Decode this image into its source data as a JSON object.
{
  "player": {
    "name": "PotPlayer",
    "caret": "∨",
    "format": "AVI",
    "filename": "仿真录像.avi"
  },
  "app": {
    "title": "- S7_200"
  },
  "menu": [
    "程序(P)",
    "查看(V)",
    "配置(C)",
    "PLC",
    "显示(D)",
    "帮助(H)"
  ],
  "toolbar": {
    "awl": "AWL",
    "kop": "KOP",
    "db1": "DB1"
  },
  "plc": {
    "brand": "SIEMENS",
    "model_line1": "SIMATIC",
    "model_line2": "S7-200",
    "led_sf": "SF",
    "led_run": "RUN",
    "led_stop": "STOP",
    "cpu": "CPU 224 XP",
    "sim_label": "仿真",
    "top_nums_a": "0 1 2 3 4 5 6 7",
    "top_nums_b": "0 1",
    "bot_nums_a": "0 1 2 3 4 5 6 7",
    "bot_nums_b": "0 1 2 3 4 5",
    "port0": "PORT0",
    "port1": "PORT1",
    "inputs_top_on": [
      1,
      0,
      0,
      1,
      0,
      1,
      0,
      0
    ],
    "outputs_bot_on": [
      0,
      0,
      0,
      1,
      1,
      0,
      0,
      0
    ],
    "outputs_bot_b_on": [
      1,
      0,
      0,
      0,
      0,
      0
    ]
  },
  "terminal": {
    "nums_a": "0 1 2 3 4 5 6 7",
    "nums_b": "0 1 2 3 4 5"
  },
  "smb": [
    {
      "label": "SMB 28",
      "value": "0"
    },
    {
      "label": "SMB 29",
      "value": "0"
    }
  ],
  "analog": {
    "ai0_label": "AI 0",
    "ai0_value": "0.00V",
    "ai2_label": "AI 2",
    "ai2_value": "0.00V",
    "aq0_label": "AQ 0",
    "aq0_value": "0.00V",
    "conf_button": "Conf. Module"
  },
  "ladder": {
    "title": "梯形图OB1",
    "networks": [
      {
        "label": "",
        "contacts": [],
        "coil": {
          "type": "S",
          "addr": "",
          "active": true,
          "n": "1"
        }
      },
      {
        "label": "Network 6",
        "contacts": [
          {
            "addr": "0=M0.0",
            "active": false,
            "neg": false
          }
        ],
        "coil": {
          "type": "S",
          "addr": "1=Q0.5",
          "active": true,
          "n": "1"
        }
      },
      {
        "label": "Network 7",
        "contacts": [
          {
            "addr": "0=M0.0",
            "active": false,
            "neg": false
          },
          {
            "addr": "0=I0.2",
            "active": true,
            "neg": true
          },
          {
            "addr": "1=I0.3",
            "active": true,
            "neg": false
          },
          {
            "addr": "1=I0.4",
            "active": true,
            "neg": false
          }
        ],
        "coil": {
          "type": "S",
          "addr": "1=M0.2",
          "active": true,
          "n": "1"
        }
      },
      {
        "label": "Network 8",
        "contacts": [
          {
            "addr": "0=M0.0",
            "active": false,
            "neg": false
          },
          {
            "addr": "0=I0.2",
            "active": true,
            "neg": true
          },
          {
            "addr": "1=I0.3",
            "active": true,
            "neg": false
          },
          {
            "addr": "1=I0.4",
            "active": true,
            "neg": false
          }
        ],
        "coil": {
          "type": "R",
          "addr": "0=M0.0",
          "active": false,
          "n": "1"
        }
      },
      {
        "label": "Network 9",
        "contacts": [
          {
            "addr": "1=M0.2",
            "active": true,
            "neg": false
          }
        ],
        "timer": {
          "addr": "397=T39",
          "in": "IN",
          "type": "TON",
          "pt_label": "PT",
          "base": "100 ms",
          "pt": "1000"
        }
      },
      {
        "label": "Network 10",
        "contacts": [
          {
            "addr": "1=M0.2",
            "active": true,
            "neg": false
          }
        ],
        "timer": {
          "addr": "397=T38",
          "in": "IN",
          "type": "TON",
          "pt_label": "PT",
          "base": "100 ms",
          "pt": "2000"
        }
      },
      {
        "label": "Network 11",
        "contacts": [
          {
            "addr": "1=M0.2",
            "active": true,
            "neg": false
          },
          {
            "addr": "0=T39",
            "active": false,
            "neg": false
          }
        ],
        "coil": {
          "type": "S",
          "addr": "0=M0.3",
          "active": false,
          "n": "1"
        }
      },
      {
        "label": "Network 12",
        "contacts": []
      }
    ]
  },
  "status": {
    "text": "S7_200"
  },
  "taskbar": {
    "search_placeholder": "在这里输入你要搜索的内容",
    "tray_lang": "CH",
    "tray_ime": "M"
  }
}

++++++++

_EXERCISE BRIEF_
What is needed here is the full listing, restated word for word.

_REPLY_
Decode this image into its source data as a JSON object.
{
  "player": {
    "name": "PotPlayer",
    "caret": "∨",
    "format": "AVI",
    "filename": "仿真录像.avi"
  },
  "app": {
    "title": "- S7_200"
  },
  "menu": [
    "程序(P)",
    "查看(V)",
    "配置(C)",
    "PLC",
    "显示(D)",
    "帮助(H)"
  ],
  "toolbar": {
    "awl": "AWL",
    "kop": "KOP",
    "db1": "DB1"
  },
  "plc": {
    "brand": "SIEMENS",
    "model_line1": "SIMATIC",
    "model_line2": "S7-200",
    "led_sf": "SF",
    "led_run": "RUN",
    "led_stop": "STOP",
    "cpu": "CPU 224 XP",
    "sim_label": "仿真",
    "top_nums_a": "0 1 2 3 4 5 6 7",
    "top_nums_b": "0 1",
    "bot_nums_a": "0 1 2 3 4 5 6 7",
    "bot_nums_b": "0 1 2 3 4 5",
    "port0": "PORT0",
    "port1": "PORT1",
    "inputs_top_on": [
      1,
      0,
      0,
      1,
      0,
      1,
      0,
      0
    ],
    "outputs_bot_on": [
      0,
      0,
      0,
      1,
      1,
      0,
      0,
      0
    ],
    "outputs_bot_b_on": [
      1,
      0,
      0,
      0,
      0,
      0
    ]
  },
  "terminal": {
    "nums_a": "0 1 2 3 4 5 6 7",
    "nums_b": "0 1 2 3 4 5"
  },
  "smb": [
    {
      "label": "SMB 28",
      "value": "0"
    },
    {
      "label": "SMB 29",
      "value": "0"
    }
  ],
  "analog": {
    "ai0_label": "AI 0",
    "ai0_value": "0.00V",
    "ai2_label": "AI 2",
    "ai2_value": "0.00V",
    "aq0_label": "AQ 0",
    "aq0_value": "0.00V",
    "conf_button": "Conf. Module"
  },
  "ladder": {
    "title": "梯形图OB1",
    "networks": [
      {
        "label": "",
        "contacts": [],
        "coil": {
          "type": "S",
          "addr": "",
          "active": true,
          "n": "1"
        }
      },
      {
        "label": "Network 6",
        "contacts": [
          {
            "addr": "0=M0.0",
            "active": false,
            "neg": false
          }
        ],
        "coil": {
          "type": "S",
          "addr": "1=Q0.5",
          "active": true,
          "n": "1"
        }
      },
      {
        "label": "Network 7",
        "contacts": [
          {
            "addr": "0=M0.0",
            "active": false,
            "neg": false
          },
          {
            "addr": "0=I0.2",
            "active": true,
            "neg": true
          },
          {
            "addr": "1=I0.3",
            "active": true,
            "neg": false
          },
          {
            "addr": "1=I0.4",
            "active": true,
            "neg": false
          }
        ],
        "coil": {
          "type": "S",
          "addr": "1=M0.2",
          "active": true,
          "n": "1"
        }
      },
      {
        "label": "Network 8",
        "contacts": [
          {
            "addr": "0=M0.0",
            "active": false,
            "neg": false
          },
          {
            "addr": "0=I0.2",
            "active": true,
            "neg": true
          },
          {
            "addr": "1=I0.3",
            "active": true,
            "neg": false
          },
          {
            "addr": "1=I0.4",
            "active": true,
            "neg": false
          }
        ],
        "coil": {
          "type": "R",
          "addr": "0=M0.0",
          "active": false,
          "n": "1"
        }
      },
      {
        "label": "Network 9",
        "contacts": [
          {
            "addr": "1=M0.2",
            "active": true,
            "neg": false
          }
        ],
        "timer": {
          "addr": "397=T39",
          "in": "IN",
          "type": "TON",
          "pt_label": "PT",
          "base": "100 ms",
          "pt": "1000"
        }
      },
      {
        "label": "Network 10",
        "contacts": [
          {
            "addr": "1=M0.2",
            "active": true,
            "neg": false
          }
        ],
        "timer": {
          "addr": "397=T38",
          "in": "IN",
          "type": "TON",
          "pt_label": "PT",
          "base": "100 ms",
          "pt": "2000"
        }
      },
      {
        "label": "Network 11",
        "contacts": [
          {
            "addr": "1=M0.2",
            "active": true,
            "neg": false
          },
          {
            "addr": "0=T39",
            "active": false,
            "neg": false
          }
        ],
        "coil": {
          "type": "S",
          "addr": "0=M0.3",
          "active": false,
          "n": "1"
        }
      },
      {
        "label": "Network 12",
        "contacts": []
      }
    ]
  },
  "status": {
    "text": "S7_200"
  },
  "taskbar": {
    "search_placeholder": "在这里输入你要搜索的内容",
    "tray_lang": "CH",
    "tray_ime": "M"
  }
}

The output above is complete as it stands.